Monday, 9 March 2015

India - Chambal River

After a long night’s rest we drove down towards the Chambal River, stopping along the way to walk through an arid area of canyons and thorn scrub. I was surprised to see a couple Jungle Prinias here, and there was also Ashy and Grey-breasted Prinias as well for comparison. 

Jungle Prinia - stunning huh..?

It has to be said that India is like no other country in many respects, no aspect more apparent than the sheer volume of birds one sees whether driving along or walking. I can’t remember feeling this in the past and must have taken this amazing aspect of India’s wildlife for granted, having done so many tours here. But it is absolutely true and the sheer quality and variety of birds on view wherever you stop and look is a total contrast to many countries these days in Asia. To illustrate this fact, a small muddy puddle at the end of the lodge’s drive held both Green and Wood Sandpipers and a Common Redshank, whilst driving across the arable landscape we saw so many Green Bee-eaters on the wires, along with Chestnut-shouldered Petronias, Indian Rollers and Baya Weavers it was hard to not stop every time we came across a group of birds.

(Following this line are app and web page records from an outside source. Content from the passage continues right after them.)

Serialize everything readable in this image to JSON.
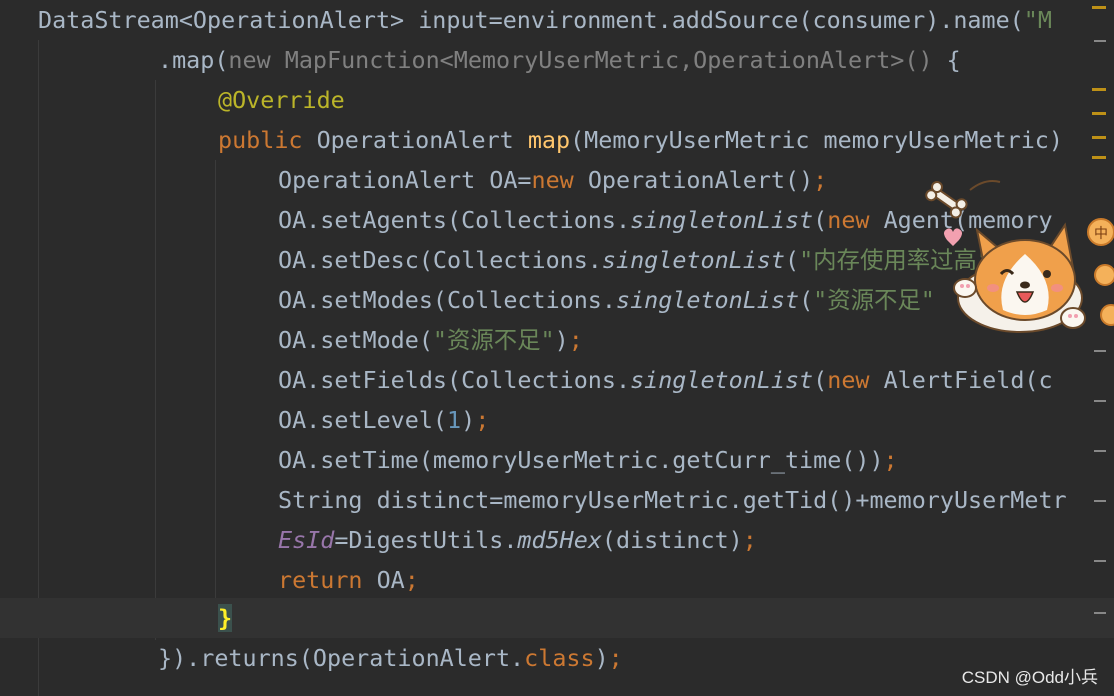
{
  "code": {
    "l1": {
      "a": "DataStream<OperationAlert> input=environment.addSource(consumer).name(",
      "b": "\"M"
    },
    "l2": {
      "a": ".map(",
      "b": "new ",
      "c": "MapFunction<MemoryUserMetric,OperationAlert>() ",
      "d": "{"
    },
    "l3": {
      "a": "@Override"
    },
    "l4": {
      "a": "public ",
      "b": "OperationAlert ",
      "c": "map",
      "d": "(MemoryUserMetric memoryUserMetric)"
    },
    "l5": {
      "a": "OperationAlert OA=",
      "b": "new ",
      "c": "OperationAlert()",
      "d": ";"
    },
    "l6": {
      "a": "OA.setAgents(Collections.",
      "b": "singletonList",
      "c": "(",
      "d": "new ",
      "e": "Agent(memory"
    },
    "l7": {
      "a": "OA.setDesc(Collections.",
      "b": "singletonList",
      "c": "(",
      "d": "\"内存使用率过高\"",
      "e": ")",
      "f": ";"
    },
    "l8": {
      "a": "OA.setModes(Collections.",
      "b": "singletonList",
      "c": "(",
      "d": "\"资源不足\""
    },
    "l9": {
      "a": "OA.setMode(",
      "b": "\"资源不足\"",
      "c": ")",
      "d": ";"
    },
    "l10": {
      "a": "OA.setFields(Collections.",
      "b": "singletonList",
      "c": "(",
      "d": "new ",
      "e": "AlertField(",
      "f": "c"
    },
    "l11": {
      "a": "OA.setLevel(",
      "b": "1",
      "c": ")",
      "d": ";"
    },
    "l12": {
      "a": "OA.setTime(memoryUserMetric.getCurr_time())",
      "b": ";"
    },
    "l13": {
      "a": "String distinct=memoryUserMetric.getTid()+memoryUserMetr"
    },
    "l14": {
      "a": "EsId",
      "b": "=DigestUtils.",
      "c": "md5Hex",
      "d": "(distinct)",
      "e": ";"
    },
    "l15": {
      "a": "return ",
      "b": "OA",
      "c": ";"
    },
    "l16": {
      "a": "}"
    },
    "l17": {
      "a": "}).returns(OperationAlert.",
      "b": "class",
      "c": ")",
      "d": ";"
    }
  },
  "colors": {
    "background": "#2b2b2b",
    "keyword": "#cc7832",
    "method_decl": "#ffc66d",
    "annotation": "#bbb529",
    "string": "#6a8759",
    "number": "#6897bb",
    "plain": "#a9b7c6",
    "static_field": "#9876aa",
    "brace_match": "#ffef28"
  },
  "sticker": {
    "icon": "corgi-dog-sticker-icon",
    "badge_text": "中"
  },
  "watermark": {
    "text": "CSDN @Odd小兵"
  }
}
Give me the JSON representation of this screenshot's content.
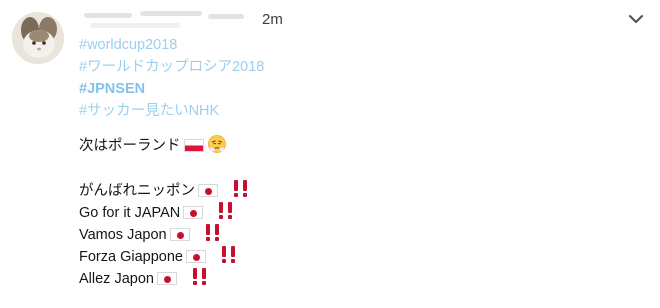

So we sauntered along the road and saw Grey Francolin, numerous Rose-ringed Parakeets, Laughing Dove, Indian Robin, a brief Yellow-eyed Babbler, lots of Bank Mynas, both Common and Large Grey Babblers and overhead a superb Short-toed Eagle looked huge. 

Bank Myna and Common Babbler

Mr and Mrs Indian Robin

Short-toed Eagle

A short drive took us down to the Chambal River and a quick scan revealed Paddyfield and Tawny Pipits, Masked and White Wagtails, Crested Lark and some close River Lapwings. Once aboard our ‘sturdy’ vessel (or tub may be more appropriate) we headed along the river and it was a little choppy due to the high wind but that didn’t stop us seeing a multitude of birds and top of the list were the 7 Indian Skimmers roosting on a sandy island. Having been told the previous evening that they are not as guaranteed as in the past and have been missing for a long time until very recently I have to admit I was a trifle worried. However, here they were and we lapped up the fantastic views. 

Indian Skimmers

We also saw all the other usual birds during our exploration such as Great Thick-Knees, a group of Knob-billed Ducks, Ruddy Shelduck, Temminck’s Stint, Pied and White-throated Kingfishers, Red-wattled Lapwings, and several Indian Black (Red-naped) Ibis

Indian Black (Red-naped) Ibis

Bar-headed Geese

Knob-billed Duck

White-browed Wagtail
Great Thick-Knee

Overhead were several Ospreys, Egyptian Vultures, Black-shouldered Kites and a Long-legged Buzzard.  

Egyptian Vulture

Really enjoyed the views of Gharials and Marsh Muggers as well….

Gharials and Soft-shelled Turtles


More Gharials

Marsh Mugger....

Returning to the lodge the large pond on the approach road held a flock of fresh breeding plumaged Painted Storks avidly feeding and allowing great photo opps. 

Painted Storks

Even at lunch it was difficult to not get distracted by Indian Grey Hornbills, Rufous Treepie, Brown-headed Barbet, Oriental White-eyes and a Grey MongooseOh and how could I 
forget the day roosting Indian Scops-Owl or the Spotted Owlets…..?

Indian Scops-Owl

We birded the gardens and surrounding fields in the late afternoon and enjoyed views of Taiga Flycatcher, Grey-headed Canary Flycatcher, Plain Prinia, Yellow-wattled Lapwing, and a pool full of birds with Bronze-winged Jacana and a couple of Greater Painted Snipes being 
the pick of a good bunch. We walked back to the lodge and ended a great day with a superb dinner.


  1. Is that picture of a Bank Mynah for my benefit Nick!!
    Its bad enough having to sit here while your out birding without my bogey bird appearing on your blog!

  2. Hope you keep up the high standard for the next two weeks - see you on Monday! (Martin and Lia)

  3. Will try Martin & Lia. And Foggy they are everywhere - even in my bathroom at one lodge...!